There are an estimated 5.5 million Americans living with Alzheimer’s disease, and this number is expected to grow to as many as 16 million by 2050.
According to the Alzheimer’s Association, six in 10 people with dementia will wander at some point during the course of the disease. Wandering can be dangerous, even life threatening, as person with Alzheimer’s may not remember his or her name or address, and can become easily disoriented, even in familiar places. If not found within a 24-hour period, up to half will suffer serious injury or death. It’s an incredibly stressful situation that weighs heavily on caregivers and family
On Thursday, the State House took a step forward to help alleviate a bit of that stress and find missing seniors with the passage of HB427.
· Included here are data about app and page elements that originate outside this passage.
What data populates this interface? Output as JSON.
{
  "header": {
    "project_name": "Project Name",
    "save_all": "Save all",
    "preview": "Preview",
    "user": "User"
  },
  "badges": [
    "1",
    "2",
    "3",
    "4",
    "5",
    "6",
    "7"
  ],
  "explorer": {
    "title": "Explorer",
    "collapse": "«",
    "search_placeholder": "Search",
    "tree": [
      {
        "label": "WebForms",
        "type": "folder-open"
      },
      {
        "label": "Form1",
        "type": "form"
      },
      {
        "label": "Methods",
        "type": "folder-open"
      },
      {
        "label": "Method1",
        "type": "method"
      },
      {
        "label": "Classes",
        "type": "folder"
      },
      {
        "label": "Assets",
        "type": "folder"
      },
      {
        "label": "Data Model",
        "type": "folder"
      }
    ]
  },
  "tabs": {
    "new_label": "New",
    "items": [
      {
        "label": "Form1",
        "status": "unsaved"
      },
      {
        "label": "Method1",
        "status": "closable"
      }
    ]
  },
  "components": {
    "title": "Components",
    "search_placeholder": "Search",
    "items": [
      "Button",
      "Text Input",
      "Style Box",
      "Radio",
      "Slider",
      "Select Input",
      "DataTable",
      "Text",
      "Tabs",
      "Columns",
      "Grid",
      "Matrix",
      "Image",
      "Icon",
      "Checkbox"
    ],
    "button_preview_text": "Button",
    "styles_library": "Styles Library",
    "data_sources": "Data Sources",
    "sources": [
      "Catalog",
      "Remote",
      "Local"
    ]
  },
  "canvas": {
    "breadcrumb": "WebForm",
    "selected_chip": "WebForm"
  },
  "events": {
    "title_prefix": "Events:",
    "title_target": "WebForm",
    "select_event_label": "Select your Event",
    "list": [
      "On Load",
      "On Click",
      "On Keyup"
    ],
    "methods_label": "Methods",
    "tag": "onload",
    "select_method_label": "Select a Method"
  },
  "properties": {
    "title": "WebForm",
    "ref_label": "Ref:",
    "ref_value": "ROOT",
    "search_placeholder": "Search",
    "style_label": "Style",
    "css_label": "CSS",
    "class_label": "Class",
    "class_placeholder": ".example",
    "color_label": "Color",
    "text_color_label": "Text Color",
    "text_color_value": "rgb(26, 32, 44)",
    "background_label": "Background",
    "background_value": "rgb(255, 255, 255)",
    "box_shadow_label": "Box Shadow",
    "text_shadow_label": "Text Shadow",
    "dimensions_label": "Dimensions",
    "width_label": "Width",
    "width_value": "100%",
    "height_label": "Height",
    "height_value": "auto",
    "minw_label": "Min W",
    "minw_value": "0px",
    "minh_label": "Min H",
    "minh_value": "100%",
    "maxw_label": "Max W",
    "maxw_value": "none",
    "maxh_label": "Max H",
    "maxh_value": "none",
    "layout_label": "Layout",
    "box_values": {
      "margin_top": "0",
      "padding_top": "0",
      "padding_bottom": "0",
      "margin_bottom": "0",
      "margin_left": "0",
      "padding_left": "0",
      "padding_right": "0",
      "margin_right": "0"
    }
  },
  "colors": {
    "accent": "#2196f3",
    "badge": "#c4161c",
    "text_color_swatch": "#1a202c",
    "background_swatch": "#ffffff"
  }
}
Sponsored by Huntsville-Democrat state Rep. Laura Hall, HB427 updates a statewide Silver Alert system to provide families a way to locate lost or missing seniors who may be endangered. Similar to Amber Alert system, Silver Alerts allow law enforcement to disseminate statewide alerts for missing seniors.
Currently, Alabama issues alerts for seniors under certain circumstances — including being over 60 years of age — but Hall’s bill includes adults with Alzheimer’s or other cognitive disorders, regardless of age. It also requires specialized training for law enforcement personnel who participate in searching for missing persons with Alzheimer’s disease or dementia.
“This Silver Alert bill will play a significant role in the safety of those with Alzheimer’s and other types of dementia,” said Hall. “As a community, we need to do what we can to establish these protocols in order to keep our loved ones with dementia safe.”
Lawmakers voted 99-0 in support of the legislation.
It now moves to the State Senate.